Despite their different tastes, there is one song on the album where the entire family plays a part: “O Come All Ye Faithful.” It’s a track that hits especially close to home, featuring the melding voices of Richard, his three sons, Cynthia and his mother.
Joyful and triumphant, indeed.
Newsapalooza tickets, $50, are available at Np3.tv. Richard Marx will perform “Stories to Tell,” a solo accoustic show, at the Park West on Dec. 16; tickets are $35 at Jamusa.com.
His home studio

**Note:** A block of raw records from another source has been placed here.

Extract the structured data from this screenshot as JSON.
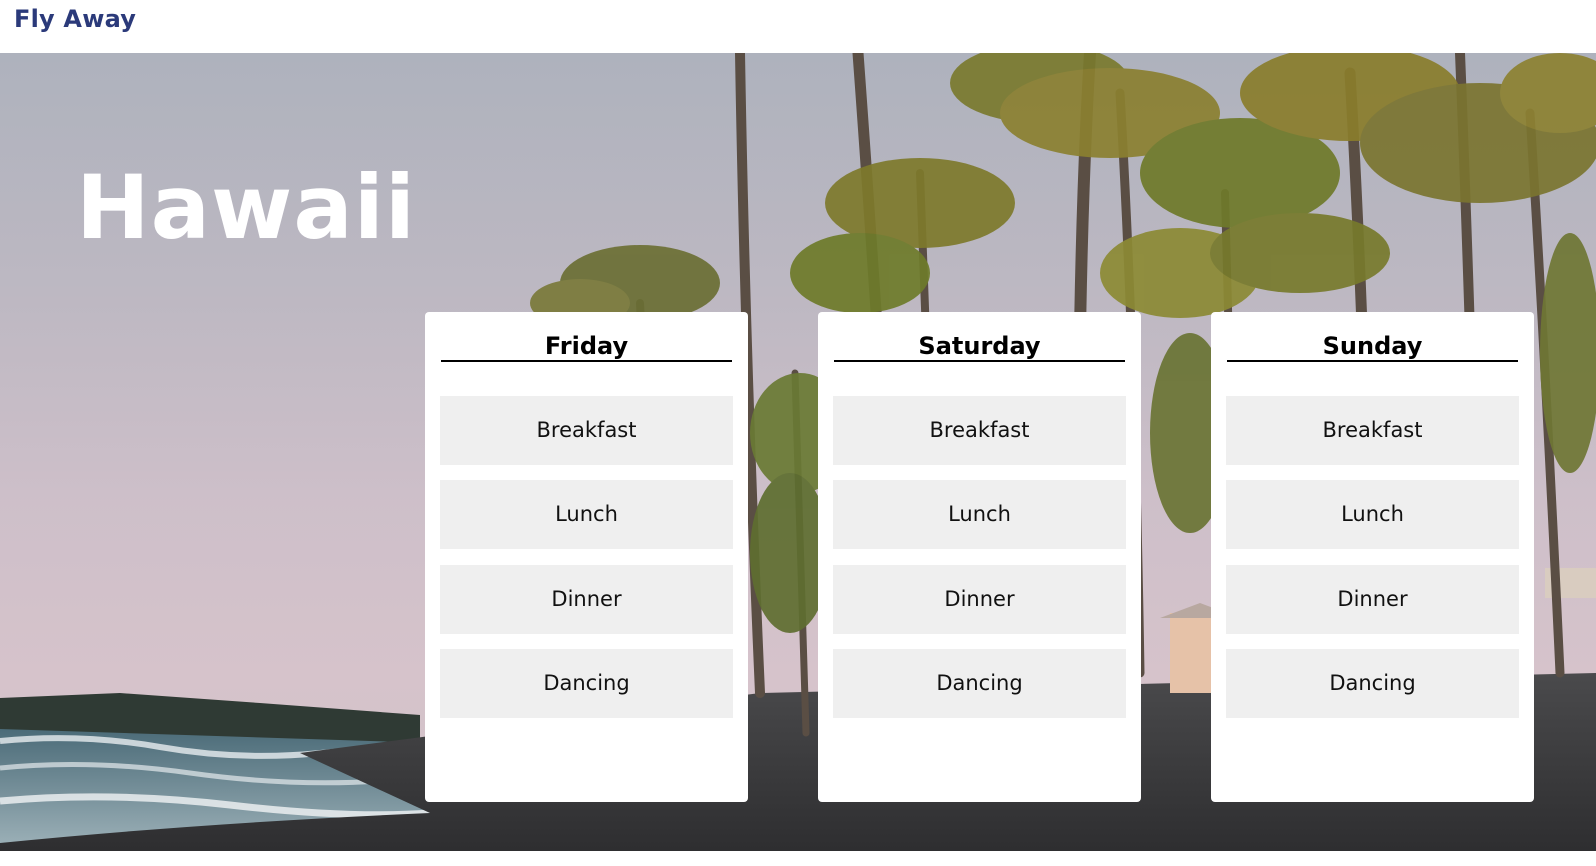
{
  "header": {
    "brand": "Fly Away",
    "brand_color": "#2b3a7a"
  },
  "hero": {
    "title": "Hawaii",
    "background_image": "tropical-beach-with-palm-trees"
  },
  "days": [
    {
      "name": "Friday",
      "activities": [
        "Breakfast",
        "Lunch",
        "Dinner",
        "Dancing"
      ]
    },
    {
      "name": "Saturday",
      "activities": [
        "Breakfast",
        "Lunch",
        "Dinner",
        "Dancing"
      ]
    },
    {
      "name": "Sunday",
      "activities": [
        "Breakfast",
        "Lunch",
        "Dinner",
        "Dancing"
      ]
    }
  ]
}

“It is the most beautiful studio I’ve ever been in. We’re right on the lake with floor-to-ceiling windows and a fireplace. It’s just gorgeous and so comfortable. Keith [Urban] would say, ‘You’ve got to go to Richard’s house, it’s unbelievable.’ So it went from the first year people going, ‘Uh, Chicago?’ to I couldn’t even finish the sentence and they’d say, ‘Yeah, I’ll come to Chicago.’ I can’t really think of anybody I’ve worked with that didn’t end up here at some point in the process.”
“There’s a place in Northbrook that’s like home for us. It’s called Francesco’s Hole in the Wall [254 Skokie]. I love that place so much. Frank, the owner, he’s such a good guy. I still love to go to Michael’s in Highland Park [1879 Second] because I grew up going there after school. And I’ll drive to Evanston to get Peet’s Coffee & Tea [1622 Chicago] — it’s kind of insane. ”
Story by Susanna Negovan